====== Dataset records
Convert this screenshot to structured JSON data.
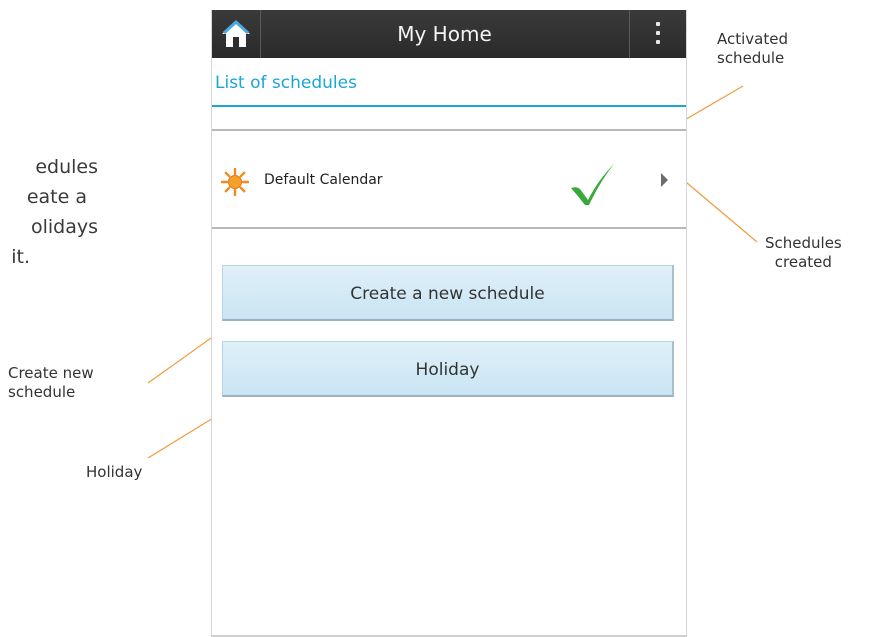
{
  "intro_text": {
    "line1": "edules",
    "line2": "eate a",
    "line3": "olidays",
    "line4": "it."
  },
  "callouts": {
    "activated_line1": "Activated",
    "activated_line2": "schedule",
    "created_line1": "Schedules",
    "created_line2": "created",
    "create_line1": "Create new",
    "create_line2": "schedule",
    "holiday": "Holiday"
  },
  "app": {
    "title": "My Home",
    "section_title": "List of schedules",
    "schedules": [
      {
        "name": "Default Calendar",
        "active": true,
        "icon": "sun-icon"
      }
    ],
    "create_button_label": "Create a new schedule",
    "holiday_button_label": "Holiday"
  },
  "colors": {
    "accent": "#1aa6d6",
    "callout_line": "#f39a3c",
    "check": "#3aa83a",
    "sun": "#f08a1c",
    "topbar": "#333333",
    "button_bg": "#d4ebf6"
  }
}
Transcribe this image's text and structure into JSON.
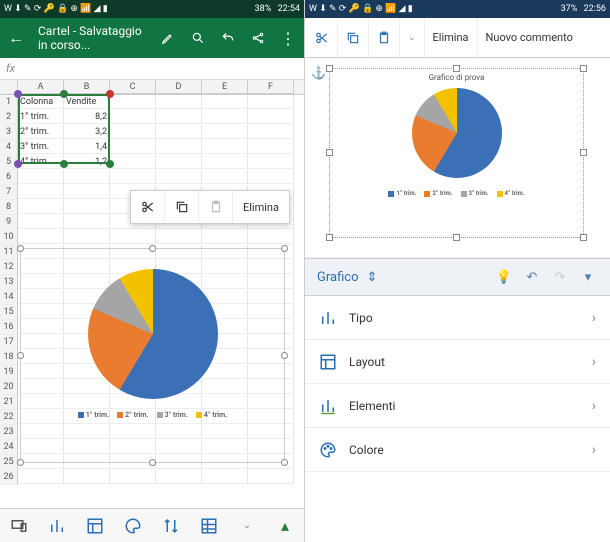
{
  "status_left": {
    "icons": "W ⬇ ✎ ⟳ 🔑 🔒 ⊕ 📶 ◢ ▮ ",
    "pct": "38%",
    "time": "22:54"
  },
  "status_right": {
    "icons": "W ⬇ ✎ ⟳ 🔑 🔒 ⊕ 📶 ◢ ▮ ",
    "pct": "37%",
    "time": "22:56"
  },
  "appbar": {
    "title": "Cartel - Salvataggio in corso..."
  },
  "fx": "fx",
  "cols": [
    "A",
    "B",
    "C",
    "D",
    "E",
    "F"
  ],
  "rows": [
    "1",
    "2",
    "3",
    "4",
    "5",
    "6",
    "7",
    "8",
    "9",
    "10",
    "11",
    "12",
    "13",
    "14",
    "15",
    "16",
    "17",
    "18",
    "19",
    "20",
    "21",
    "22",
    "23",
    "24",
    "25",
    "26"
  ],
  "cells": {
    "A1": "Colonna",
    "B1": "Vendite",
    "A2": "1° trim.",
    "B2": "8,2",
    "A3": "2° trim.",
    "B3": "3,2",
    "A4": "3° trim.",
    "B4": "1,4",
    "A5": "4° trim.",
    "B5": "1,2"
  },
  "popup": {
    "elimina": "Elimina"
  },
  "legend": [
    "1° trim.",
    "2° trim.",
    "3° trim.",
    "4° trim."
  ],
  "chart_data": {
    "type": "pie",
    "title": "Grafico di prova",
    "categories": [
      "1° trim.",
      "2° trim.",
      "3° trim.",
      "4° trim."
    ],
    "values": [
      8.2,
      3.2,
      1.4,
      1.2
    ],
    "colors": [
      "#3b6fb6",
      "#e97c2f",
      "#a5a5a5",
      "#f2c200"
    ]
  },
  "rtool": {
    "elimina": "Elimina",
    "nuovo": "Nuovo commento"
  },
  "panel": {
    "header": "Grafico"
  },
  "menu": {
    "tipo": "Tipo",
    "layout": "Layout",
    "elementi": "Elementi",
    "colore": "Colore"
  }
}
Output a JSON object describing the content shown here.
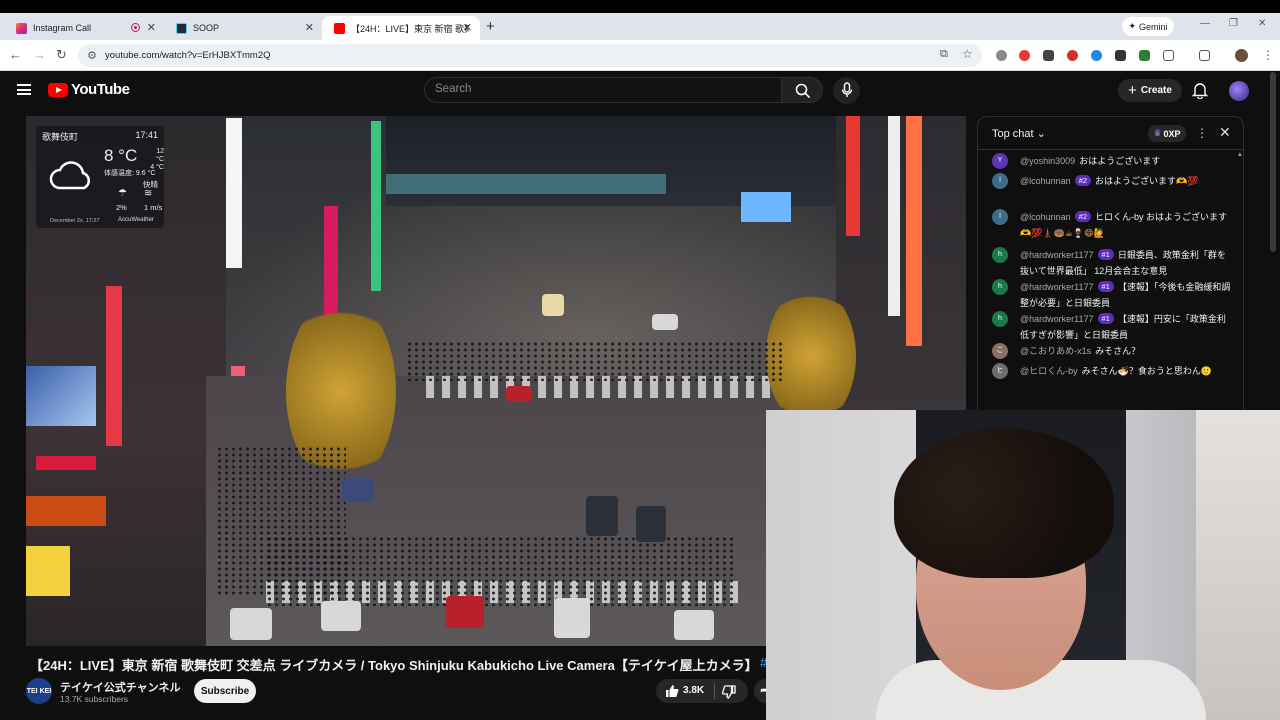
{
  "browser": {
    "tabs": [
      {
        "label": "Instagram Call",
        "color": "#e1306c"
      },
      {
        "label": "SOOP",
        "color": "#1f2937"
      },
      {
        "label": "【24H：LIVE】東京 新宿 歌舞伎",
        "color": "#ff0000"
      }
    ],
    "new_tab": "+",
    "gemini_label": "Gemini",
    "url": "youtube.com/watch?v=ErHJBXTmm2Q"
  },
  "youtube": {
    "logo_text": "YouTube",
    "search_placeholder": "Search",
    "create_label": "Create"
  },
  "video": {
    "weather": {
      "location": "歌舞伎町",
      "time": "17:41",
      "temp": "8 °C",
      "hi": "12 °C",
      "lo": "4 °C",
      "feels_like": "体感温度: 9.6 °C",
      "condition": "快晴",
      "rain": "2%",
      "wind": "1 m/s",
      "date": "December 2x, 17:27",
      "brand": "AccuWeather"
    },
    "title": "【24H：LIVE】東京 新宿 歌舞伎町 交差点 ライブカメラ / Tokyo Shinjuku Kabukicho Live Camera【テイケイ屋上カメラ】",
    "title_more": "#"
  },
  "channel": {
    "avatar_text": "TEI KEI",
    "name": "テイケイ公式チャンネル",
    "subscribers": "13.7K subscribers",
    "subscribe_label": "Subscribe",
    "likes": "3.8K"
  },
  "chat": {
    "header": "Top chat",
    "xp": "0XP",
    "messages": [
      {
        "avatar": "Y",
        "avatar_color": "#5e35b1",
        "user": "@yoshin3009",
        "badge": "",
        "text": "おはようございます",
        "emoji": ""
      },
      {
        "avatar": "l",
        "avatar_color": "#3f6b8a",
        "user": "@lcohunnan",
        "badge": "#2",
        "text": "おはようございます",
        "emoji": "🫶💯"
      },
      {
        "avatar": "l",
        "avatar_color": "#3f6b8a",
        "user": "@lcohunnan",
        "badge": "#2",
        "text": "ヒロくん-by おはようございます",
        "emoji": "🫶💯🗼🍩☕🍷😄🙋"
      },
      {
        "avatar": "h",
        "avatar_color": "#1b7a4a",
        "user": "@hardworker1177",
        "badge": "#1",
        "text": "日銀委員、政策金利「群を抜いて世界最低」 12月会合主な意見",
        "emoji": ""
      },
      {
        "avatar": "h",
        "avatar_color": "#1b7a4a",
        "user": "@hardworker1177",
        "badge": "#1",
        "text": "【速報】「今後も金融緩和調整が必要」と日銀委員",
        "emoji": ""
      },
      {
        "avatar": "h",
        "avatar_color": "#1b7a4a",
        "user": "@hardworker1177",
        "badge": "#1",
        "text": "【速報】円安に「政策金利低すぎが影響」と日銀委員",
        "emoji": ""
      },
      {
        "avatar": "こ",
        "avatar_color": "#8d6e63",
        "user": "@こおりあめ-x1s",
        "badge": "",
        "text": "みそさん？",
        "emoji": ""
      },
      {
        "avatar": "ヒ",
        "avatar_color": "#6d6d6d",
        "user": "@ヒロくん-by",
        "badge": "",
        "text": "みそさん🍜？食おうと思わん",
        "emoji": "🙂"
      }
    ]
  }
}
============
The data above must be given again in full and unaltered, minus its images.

Convert this screenshot to structured JSON data.
{
  "intro_text": {
    "line1": "edules",
    "line2": "eate a",
    "line3": "olidays",
    "line4": "it."
  },
  "callouts": {
    "activated_line1": "Activated",
    "activated_line2": "schedule",
    "created_line1": "Schedules",
    "created_line2": "created",
    "create_line1": "Create new",
    "create_line2": "schedule",
    "holiday": "Holiday"
  },
  "app": {
    "title": "My Home",
    "section_title": "List of schedules",
    "schedules": [
      {
        "name": "Default Calendar",
        "active": true,
        "icon": "sun-icon"
      }
    ],
    "create_button_label": "Create a new schedule",
    "holiday_button_label": "Holiday"
  },
  "colors": {
    "accent": "#1aa6d6",
    "callout_line": "#f39a3c",
    "check": "#3aa83a",
    "sun": "#f08a1c",
    "topbar": "#333333",
    "button_bg": "#d4ebf6"
  }
}
Transcribe this image's text and structure into JSON.
{
  "status_left": {
    "icons": "W ⬇ ✎ ⟳ 🔑 🔒 ⊕ 📶 ◢ ▮ ",
    "pct": "38%",
    "time": "22:54"
  },
  "status_right": {
    "icons": "W ⬇ ✎ ⟳ 🔑 🔒 ⊕ 📶 ◢ ▮ ",
    "pct": "37%",
    "time": "22:56"
  },
  "appbar": {
    "title": "Cartel - Salvataggio in corso..."
  },
  "fx": "fx",
  "cols": [
    "A",
    "B",
    "C",
    "D",
    "E",
    "F"
  ],
  "rows": [
    "1",
    "2",
    "3",
    "4",
    "5",
    "6",
    "7",
    "8",
    "9",
    "10",
    "11",
    "12",
    "13",
    "14",
    "15",
    "16",
    "17",
    "18",
    "19",
    "20",
    "21",
    "22",
    "23",
    "24",
    "25",
    "26"
  ],
  "cells": {
    "A1": "Colonna",
    "B1": "Vendite",
    "A2": "1° trim.",
    "B2": "8,2",
    "A3": "2° trim.",
    "B3": "3,2",
    "A4": "3° trim.",
    "B4": "1,4",
    "A5": "4° trim.",
    "B5": "1,2"
  },
  "popup": {
    "elimina": "Elimina"
  },
  "legend": [
    "1° trim.",
    "2° trim.",
    "3° trim.",
    "4° trim."
  ],
  "chart_data": {
    "type": "pie",
    "title": "Grafico di prova",
    "categories": [
      "1° trim.",
      "2° trim.",
      "3° trim.",
      "4° trim."
    ],
    "values": [
      8.2,
      3.2,
      1.4,
      1.2
    ],
    "colors": [
      "#3b6fb6",
      "#e97c2f",
      "#a5a5a5",
      "#f2c200"
    ]
  },
  "rtool": {
    "elimina": "Elimina",
    "nuovo": "Nuovo commento"
  },
  "panel": {
    "header": "Grafico"
  },
  "menu": {
    "tipo": "Tipo",
    "layout": "Layout",
    "elementi": "Elementi",
    "colore": "Colore"
  }
}
Output a JSON object describing the content shown here.
{
  "browser": {
    "tabs": [
      {
        "label": "Instagram Call",
        "color": "#e1306c"
      },
      {
        "label": "SOOP",
        "color": "#1f2937"
      },
      {
        "label": "【24H：LIVE】東京 新宿 歌舞伎",
        "color": "#ff0000"
      }
    ],
    "new_tab": "+",
    "gemini_label": "Gemini",
    "url": "youtube.com/watch?v=ErHJBXTmm2Q"
  },
  "youtube": {
    "logo_text": "YouTube",
    "search_placeholder": "Search",
    "create_label": "Create"
  },
  "video": {
    "weather": {
      "location": "歌舞伎町",
      "time": "17:41",
      "temp": "8 °C",
      "hi": "12 °C",
      "lo": "4 °C",
      "feels_like": "体感温度: 9.6 °C",
      "condition": "快晴",
      "rain": "2%",
      "wind": "1 m/s",
      "date": "December 2x, 17:27",
      "brand": "AccuWeather"
    },
    "title": "【24H：LIVE】東京 新宿 歌舞伎町 交差点 ライブカメラ / Tokyo Shinjuku Kabukicho Live Camera【テイケイ屋上カメラ】",
    "title_more": "#"
  },
  "channel": {
    "avatar_text": "TEI KEI",
    "name": "テイケイ公式チャンネル",
    "subscribers": "13.7K subscribers",
    "subscribe_label": "Subscribe",
    "likes": "3.8K"
  },
  "chat": {
    "header": "Top chat",
    "xp": "0XP",
    "messages": [
      {
        "avatar": "Y",
        "avatar_color": "#5e35b1",
        "user": "@yoshin3009",
        "badge": "",
        "text": "おはようございます",
        "emoji": ""
      },
      {
        "avatar": "l",
        "avatar_color": "#3f6b8a",
        "user": "@lcohunnan",
        "badge": "#2",
        "text": "おはようございます",
        "emoji": "🫶💯"
      },
      {
        "avatar": "l",
        "avatar_color": "#3f6b8a",
        "user": "@lcohunnan",
        "badge": "#2",
        "text": "ヒロくん-by おはようございます",
        "emoji": "🫶💯🗼🍩☕🍷😄🙋"
      },
      {
        "avatar": "h",
        "avatar_color": "#1b7a4a",
        "user": "@hardworker1177",
        "badge": "#1",
        "text": "日銀委員、政策金利「群を抜いて世界最低」 12月会合主な意見",
        "emoji": ""
      },
      {
        "avatar": "h",
        "avatar_color": "#1b7a4a",
        "user": "@hardworker1177",
        "badge": "#1",
        "text": "【速報】「今後も金融緩和調整が必要」と日銀委員",
        "emoji": ""
      },
      {
        "avatar": "h",
        "avatar_color": "#1b7a4a",
        "user": "@hardworker1177",
        "badge": "#1",
        "text": "【速報】円安に「政策金利低すぎが影響」と日銀委員",
        "emoji": ""
      },
      {
        "avatar": "こ",
        "avatar_color": "#8d6e63",
        "user": "@こおりあめ-x1s",
        "badge": "",
        "text": "みそさん？",
        "emoji": ""
      },
      {
        "avatar": "ヒ",
        "avatar_color": "#6d6d6d",
        "user": "@ヒロくん-by",
        "badge": "",
        "text": "みそさん🍜？食おうと思わん",
        "emoji": "🙂"
      }
    ]
  }
}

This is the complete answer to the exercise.